|Robin Hood Statue near Nottingham Castle|
I don’t refer to Wikipedia a lot, I realize that there’s a whole world of people out there who use it regularly, but it’s not my common practice. Integrity has been on my mind a lot recently, so I wanted to be sure that my internal definition matched a worldly one. Here’s an excerpt of what Wikipedia has to say about integrity:
Integrity is a concept of consistency of actions, values, methods, measures, principles, expectations, and outcomes. In ethics, integrity is regarded as the honesty and truthfulness or accuracy of one’s actions. Integrity can be regarded as the opposite of hypocrisy, in that integrity regards internal consistency as a virtue, and suggests that parties holding apparently conflicting values should account for the discrepancy or alter their beliefs.
Honesty, truthfulness and accuracy – that’s about what I thought. But I didn’t expect the part about accounting for the discrepancy or altering their beliefs. It seems that integrity can be considered more of a personal truth than a universal one. Wikipedia continues with:
The word “integrity” stems from the Latin adjective integer (whole, complete) In this context, integrity is the inner sense of “wholeness” deriving from qualities such as honesty and consistency of character. As such, one may judge that others “have integrity” to the extent that they act according to the values, beliefs and principles they claim to hold.
This indicates that your integrity is critically tied to your personal values and beliefs – maybe even your personal code and that you can act with integrity even when other members of society question your actions in the grand scheme of life.
So in character creation for my writing I could have villains, or characters who are walking a very gray line to societal norms who are, by their personal beliefs, completely ethical. That also means that there could be secret societies hiding below the radar of society in order to live their lives with integrity based on their personal beliefs and principles.
It’s not a new concept, of course. Think of Robin Hood and his band of Merry Men, Friar Tuck in particular. Friar Tuck (in some story lines) is the ultimate soul of integrity even as he breaks/bends his religious vows to take action to aid the peasants. Other thieves guilds abound in fantasy literature as do religious sects that worship gods of pain, death, and sex that at the least are unconventional, and often make the reader uncomfortable with their extreme stance. Until working with this word I hadn’t considered it in my writing even though I’d seen it in the work of others.

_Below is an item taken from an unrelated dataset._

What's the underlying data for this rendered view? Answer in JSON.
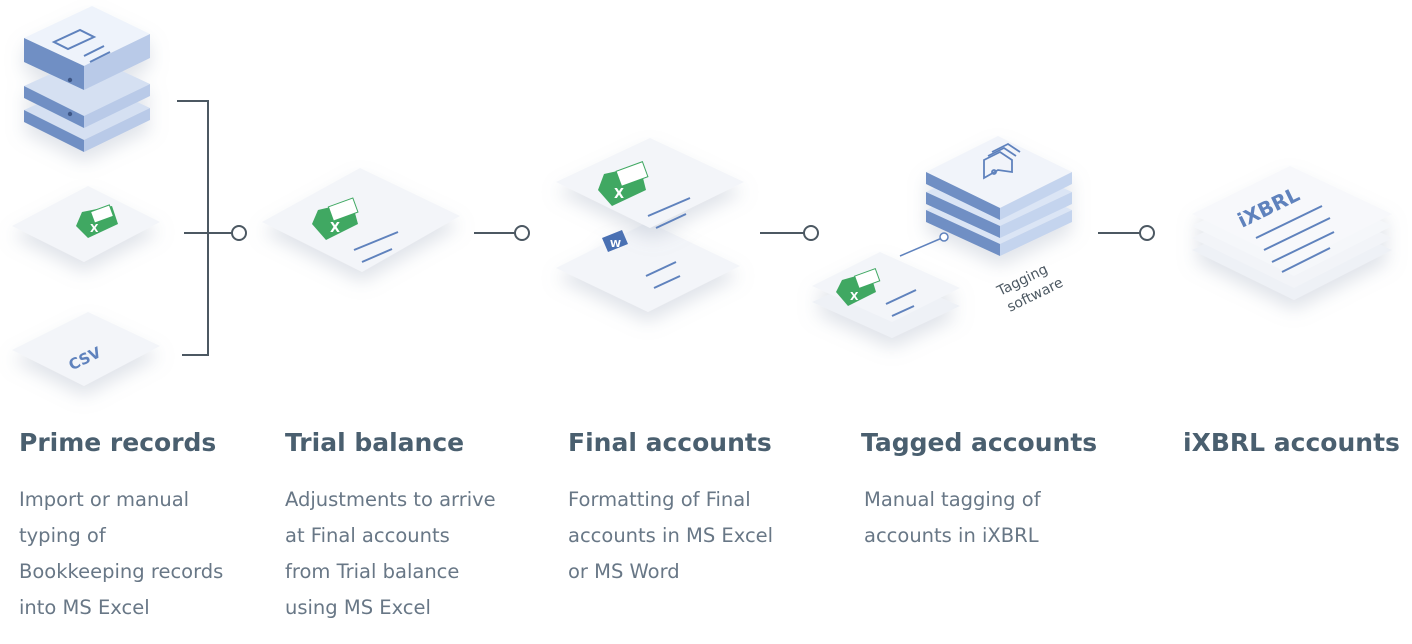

- Is it possible that the villains in my story aren’t doing their evil merely for profit and greed, but are they fulfilling a mission that is deeply important to them and their core beliefs?

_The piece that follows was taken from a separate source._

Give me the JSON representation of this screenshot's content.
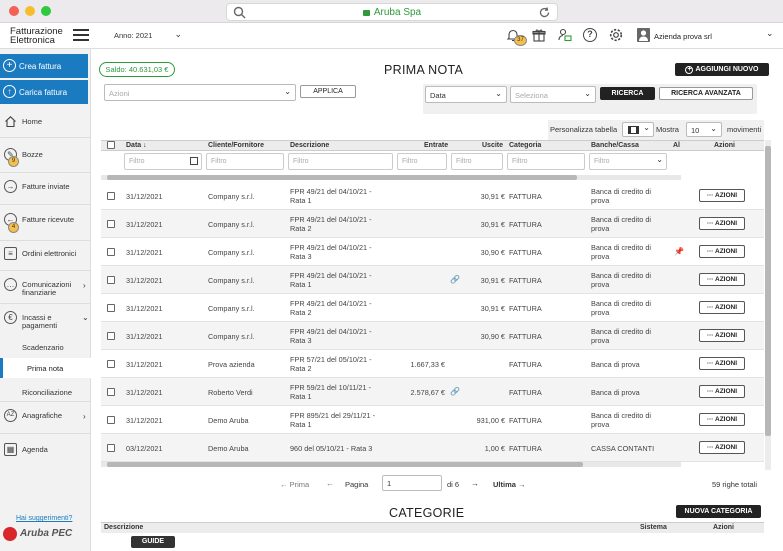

- Will I have a character that walks the line between black hat and white hat which keeps others uneasy in trusting them when in reality every action s/he takes is full of integrity if you truly understand him/her?
- What is the consequence to a character’s belief system if s/he is forced to question the integrity of their actions and adapt in order to grow through the story?
Other writerly peeps – have you considered the integrity of your characters all along? Am I just new to this idea?